Italian Jewish Art
Beauty, elegance and astounding attention to detail combine to form a magical synergy that imbues Jewish objects made in Italy. The Jewish tradition of enhancing a commandment by using especially beautiful objects reached its peak in Italy, where artistic values, an aesthetic sense and technical skill in art were widespread and better developed than elsewhere. Italian Jews managed to put the greatest achievements of Italian art at the service of their faith and tradition, joining the material side of artifacts with the most spiritual aspirations.
Although there has been a Jewish presence in Italy for more than 2000 years, the period from the Renaissance to the Risorgimento (fifteenth to nineteenth centuries) was a time of especially intense Jewish artistic activity, supported by wealthy patrons and marked by the production of ceremonial objects of extraordinary artistic value.
The Jews of Italy were part of the spirit of Italian art. They used the typical stylistic motifs of their times to decorate sacred objects and everyday utensils. Italian Jewish art is a unique blend of contemporary artistic modes and Jewish content. The cosmopolitan character of the Jewish communities in Italy was dominated by the Italian style, although different groups (Italian, Sephardic, Levantine, and Ashkenazi) continued to prefer certain types of objects or decorations.

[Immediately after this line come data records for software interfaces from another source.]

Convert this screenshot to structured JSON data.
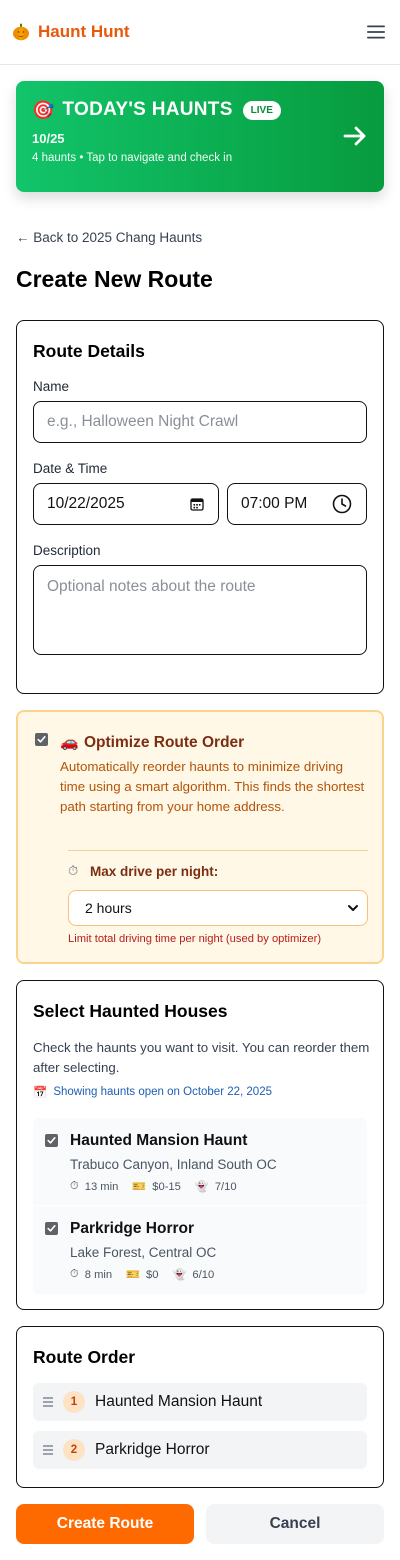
{
  "app": {
    "name": "Haunt Hunt",
    "brand_color": "#e8590c",
    "logo_icon": "pumpkin-icon",
    "menu_icon": "hamburger-menu-icon"
  },
  "banner": {
    "icon": "🎯",
    "title": "TODAY'S HAUNTS",
    "badge": "LIVE",
    "date": "10/25",
    "subtitle": "4 haunts • Tap to navigate and check in",
    "arrow_icon": "arrow-right-icon",
    "colors": [
      "#12c46a",
      "#079b3e"
    ]
  },
  "nav": {
    "back_label": "← Back to 2025 Chang Haunts"
  },
  "page": {
    "title": "Create New Route"
  },
  "route_details": {
    "title": "Route Details",
    "name_label": "Name",
    "name_placeholder": "e.g., Halloween Night Crawl",
    "datetime_label": "Date & Time",
    "date_value": "10/22/2025",
    "time_value": "07:00 PM",
    "description_label": "Description",
    "description_placeholder": "Optional notes about the route"
  },
  "optimize": {
    "checked": true,
    "icon": "🚗",
    "title": "Optimize Route Order",
    "description": "Automatically reorder haunts to minimize driving time using a smart algorithm. This finds the shortest path starting from your home address.",
    "max_drive_icon": "⏱",
    "max_drive_label": "Max drive per night:",
    "max_drive_value": "2 hours",
    "hint": "Limit total driving time per night (used by optimizer)"
  },
  "houses": {
    "title": "Select Haunted Houses",
    "description": "Check the haunts you want to visit. You can reorder them after selecting.",
    "showing_icon": "📅",
    "showing_text": "Showing haunts open on October 22, 2025",
    "items": [
      {
        "checked": true,
        "name": "Haunted Mansion Haunt",
        "location": "Trabuco Canyon, Inland South OC",
        "time": "13 min",
        "price": "$0-15",
        "rating": "7/10"
      },
      {
        "checked": true,
        "name": "Parkridge Horror",
        "location": "Lake Forest, Central OC",
        "time": "8 min",
        "price": "$0",
        "rating": "6/10"
      }
    ]
  },
  "route_order": {
    "title": "Route Order",
    "items": [
      {
        "num": "1",
        "name": "Haunted Mansion Haunt"
      },
      {
        "num": "2",
        "name": "Parkridge Horror"
      }
    ]
  },
  "actions": {
    "create_label": "Create Route",
    "cancel_label": "Cancel",
    "primary_color": "#ff6a00"
  }
}
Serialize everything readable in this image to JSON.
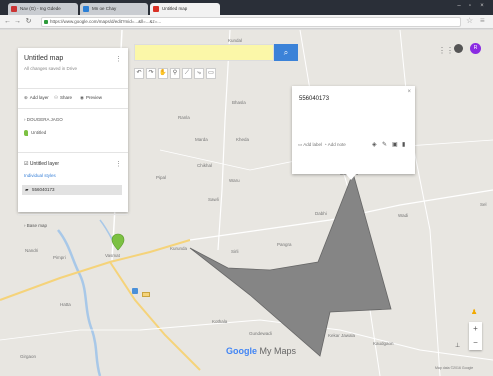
{
  "browser": {
    "tabs": [
      {
        "label": "Nav (G) - Ing Gdede"
      },
      {
        "label": "Mn oe Chay"
      },
      {
        "label": "Untitled map"
      }
    ],
    "url": "https://www.google.com/maps/d/edit?mid=...&ll=...&z=...",
    "colors": {
      "chrome": "#2a2f38",
      "tab": "#c9ccd1",
      "active_tab": "#f2f2f2"
    }
  },
  "toolbar": {
    "search_button_icon": "search-icon",
    "tools": [
      "undo-icon",
      "redo-icon",
      "hand-icon",
      "marker-icon",
      "line-icon",
      "route-icon",
      "ruler-icon"
    ]
  },
  "panel": {
    "title": "Untitled map",
    "subtitle": "All changes saved in Drive",
    "actions": [
      {
        "label": "Add layer",
        "icon": "add-layer-icon"
      },
      {
        "label": "Share",
        "icon": "share-icon"
      },
      {
        "label": "Preview",
        "icon": "preview-icon"
      }
    ],
    "layer_label": "DOUGERA JAGO",
    "marker_label": "Untitled",
    "untitled_layer": "Untitled layer",
    "individual_styles": "Individual styles",
    "polygon_item": "556040173",
    "base_map": "Base map"
  },
  "popup": {
    "title": "556040173",
    "actions": [
      "Add label",
      "Add note"
    ],
    "close_icon": "close-icon"
  },
  "map": {
    "polygon_color": "#858585",
    "marker_color": "#7cc142",
    "logo_text": "Google",
    "logo_suffix": "My Maps",
    "attribution": "Map data ©2016 Google"
  },
  "user": {
    "avatar_initial": "R",
    "avatar_color": "#8a2be2"
  }
}
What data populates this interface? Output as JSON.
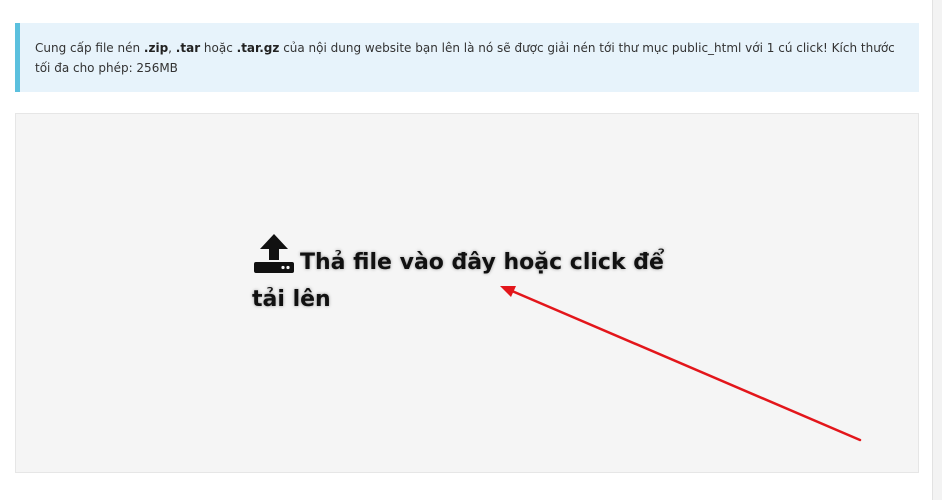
{
  "notice": {
    "text_1": "Cung cấp file nén ",
    "ext_zip": ".zip",
    "sep_1": ", ",
    "ext_tar": ".tar",
    "text_2": " hoặc ",
    "ext_targz": ".tar.gz",
    "text_3": " của nội dung website bạn lên là nó sẽ được giải nén tới thư mục public_html với 1 cú click! Kích thước tối đa cho phép: 256MB"
  },
  "dropzone": {
    "icon": "upload-icon",
    "message": "Thả file vào đây hoặc click để tải lên"
  },
  "annotation": {
    "type": "red-arrow",
    "color": "#e3161b"
  }
}
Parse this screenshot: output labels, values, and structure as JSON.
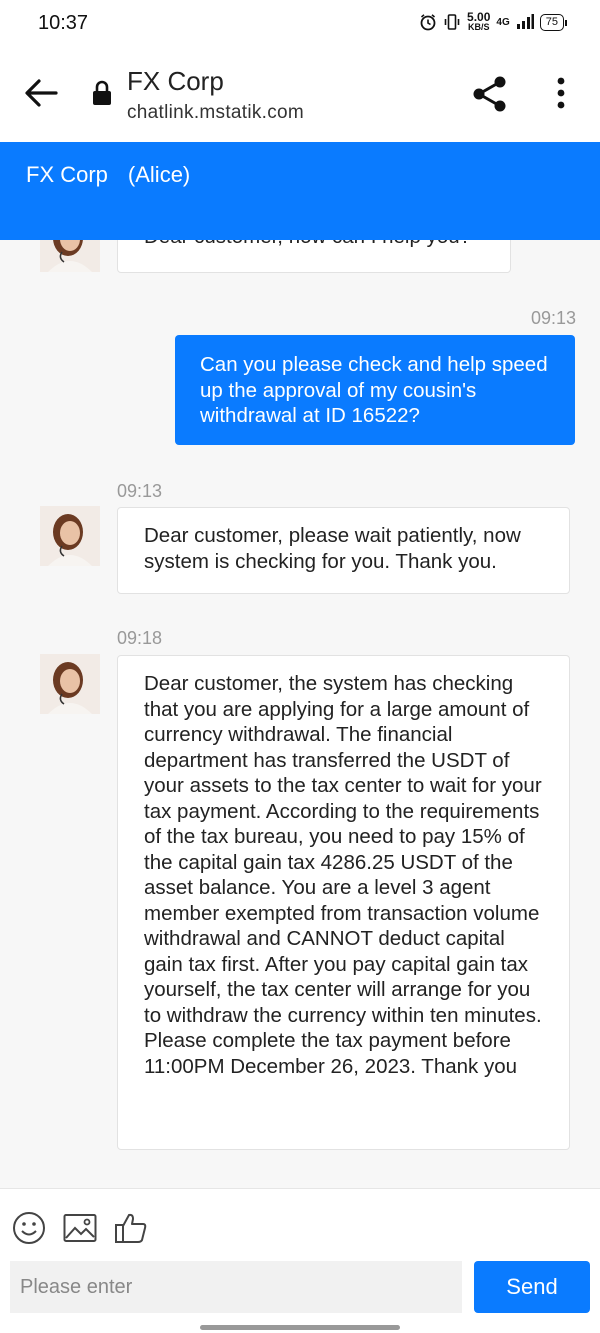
{
  "status_bar": {
    "time": "10:37",
    "net_speed_value": "5.00",
    "net_speed_unit": "KB/S",
    "network": "4G",
    "battery": "75"
  },
  "browser": {
    "title": "FX Corp",
    "url": "chatlink.mstatik.com"
  },
  "chat_header": {
    "company": "FX Corp",
    "agent": "(Alice)"
  },
  "messages": [
    {
      "from": "agent",
      "time": "",
      "text": "Dear customer, how can I help you?"
    },
    {
      "from": "user",
      "time": "09:13",
      "text": "Can you please check and help speed up the approval of my cousin's withdrawal at ID 16522?"
    },
    {
      "from": "agent",
      "time": "09:13",
      "text": "Dear customer, please wait patiently, now system is checking for you. Thank you."
    },
    {
      "from": "agent",
      "time": "09:18",
      "text": "Dear customer, the system has checking that you are applying for a large amount of currency withdrawal. The financial department has transferred the USDT of your assets to the tax center to wait for your tax payment. According to the requirements of the tax bureau, you need to pay 15% of the capital gain tax 4286.25 USDT of the asset balance. You are a level 3 agent member exempted from transaction volume withdrawal and CANNOT deduct capital gain tax first. After you pay capital gain tax yourself, the tax center will arrange for you to withdraw the currency within ten minutes. Please complete the tax payment before 11:00PM December 26, 2023. Thank you"
    }
  ],
  "input": {
    "placeholder": "Please enter",
    "send_label": "Send"
  },
  "colors": {
    "accent": "#0a7bff",
    "background": "#f7f7f7"
  },
  "icons": [
    "back-arrow-icon",
    "lock-icon",
    "share-icon",
    "more-vert-icon",
    "emoji-icon",
    "image-icon",
    "thumbs-up-icon"
  ]
}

The permanent exhibit, Made in Italy: the Material Side of Spiritual Objects is arranged according to materials and techniques: ornate metalwork in the first room, textiles in the second, carved wooden furniture in the third, and hand-decorated parchments in the fourth.